Debt Default Has Already Arrived!!
Deal or no deal, the greatest fears resulting from a federal government debt default are here.
For all practical purposes, default has already occurred. Short-term interest rates on borrowing have increased 11-fold since October 1st!!
CNN displays a ridiculous default countdown clock ominously ticking downward to zero on October 17th.
It’s ridiculous because the U.S. federal government won’t default its debts on October 17th. If Congress fails to act that won’t happen until November sometime.
Repo is short for “repurchase agreement”. That is where a financial institution agrees to sell U.S. Treasury bonds it holds and then repurchase them at an agreed set price at a later time.
U.S. Treasury securities are the most abundant liquid assets in the world. They back most of the world’s business transactions.
Once the bonds are sold, the money is usually loaned to a bank or business to allow it to conduct a business transaction; like making a home loan, for example. Once the transaction is completed the transaction loan is repaid.
These are very, VERY short-term loans, usually overnight. They last just long enough to complete a business transaction. They are backed by short-term U.S. bonds.
The bank or business pays the cost of the repo agreement plus a profit to the financial institution who sold the T-bill to make the transaction possible. Then, after repayment, the institution that sold the T-bills repurchase them at the previously agreed price.
That is how business gets done.
Repo Rates Rise
Most folks have never heard of the repo market but it is the financial instrument that drives the U.S. economy. Because the U.S. dollar is the currency of world trade, it also drives the global economy as well.
The cost of most of the world’s business transactions hinge on the cost of U.S. Treasury bonds. Their yields rise, and the cost of a business transaction rises.
Overnight business transactions are a big, BIG deal. There are about $5 trillion (Yup, that is trillion with a capital “T”) dollars worth of overnight U.S. bond-backed business transactions every day!!
Those transactions are usually made possibly by selling short-term 1-month U.S. Treasury bonds because they have the lowest yields of all the bonds. Longer term bonds have higher yields making them more costly.

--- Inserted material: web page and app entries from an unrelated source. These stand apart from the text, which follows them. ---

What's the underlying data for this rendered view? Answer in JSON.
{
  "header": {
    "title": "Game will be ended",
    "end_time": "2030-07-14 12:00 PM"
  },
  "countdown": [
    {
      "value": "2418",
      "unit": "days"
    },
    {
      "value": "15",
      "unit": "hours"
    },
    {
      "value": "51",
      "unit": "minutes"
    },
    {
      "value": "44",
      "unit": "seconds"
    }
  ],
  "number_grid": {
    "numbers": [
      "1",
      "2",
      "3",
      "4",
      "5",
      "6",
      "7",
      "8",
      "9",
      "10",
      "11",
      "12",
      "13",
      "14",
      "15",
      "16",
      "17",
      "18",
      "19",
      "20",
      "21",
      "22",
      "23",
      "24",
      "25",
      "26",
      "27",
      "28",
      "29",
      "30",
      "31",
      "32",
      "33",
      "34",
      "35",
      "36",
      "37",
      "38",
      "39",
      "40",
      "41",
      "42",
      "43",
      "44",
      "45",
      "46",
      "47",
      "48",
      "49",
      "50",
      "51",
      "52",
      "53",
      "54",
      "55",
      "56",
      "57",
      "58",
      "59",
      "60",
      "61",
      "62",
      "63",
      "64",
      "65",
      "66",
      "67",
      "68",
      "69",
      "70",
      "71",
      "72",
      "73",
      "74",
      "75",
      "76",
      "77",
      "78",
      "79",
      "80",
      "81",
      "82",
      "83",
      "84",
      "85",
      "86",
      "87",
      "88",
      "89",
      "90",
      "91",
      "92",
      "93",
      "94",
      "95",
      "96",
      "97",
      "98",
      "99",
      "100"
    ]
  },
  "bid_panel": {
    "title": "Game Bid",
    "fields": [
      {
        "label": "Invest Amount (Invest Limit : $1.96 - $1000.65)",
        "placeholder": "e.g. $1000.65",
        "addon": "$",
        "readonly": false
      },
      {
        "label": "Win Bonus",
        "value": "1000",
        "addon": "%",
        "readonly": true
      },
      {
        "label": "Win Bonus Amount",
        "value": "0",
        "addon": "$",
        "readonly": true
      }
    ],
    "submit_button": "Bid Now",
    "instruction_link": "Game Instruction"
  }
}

Not anymore! Since October 1st 1-month bond yields have risen to 11 times their rate on September 30th!
Today, business transactions financed by selling 1-month U.S. Treasury bonds cost 11 times more than they did 15 days ago.
Couple that with the $5 trillion in daily business transactions and those pennies add up to a lot of mullah!
It makes everything cost more. The technical term financial experts use to describe rising repo market rates is, “Wholly crap!!”
The Wall Street Journal reports today that investors are dumping U.S. Treasury bonds like hot potatoes!
CNN’s October 17th default date is an illusion. It makes for terse headlines, nothing more.
October 17th is the date Treasury Secretary Jack Lew estimates that the federal government will have only $30 billion left in the bank. He targets that date because he reasons that federal government expenditures can exceed $60 billion in any one day, so the risk of default is elevated.
Lew doesn’t say the federal government will default on October 17th. It won’t.
At the current pre-shutdown rate of about $3 billion/day spent that the federal government doesn’t have, it means there is at least another 10 days before the government goes flat broke.
But since the government continues to take in revenues and the government is in partial shutdown we will last into November before debt default actually happens. There are no big balloon payments that come due November 1st. The Daily History of the Debt Results show that on November 1st the U.S. debt has actually went down 5 of the last 8 years.
None of that matters. The most feared effect of a federal government default has already hit the Repo market. The repo market drives the world’s economy.
That puts the federal government already in de facto default.
Things only get worse from here.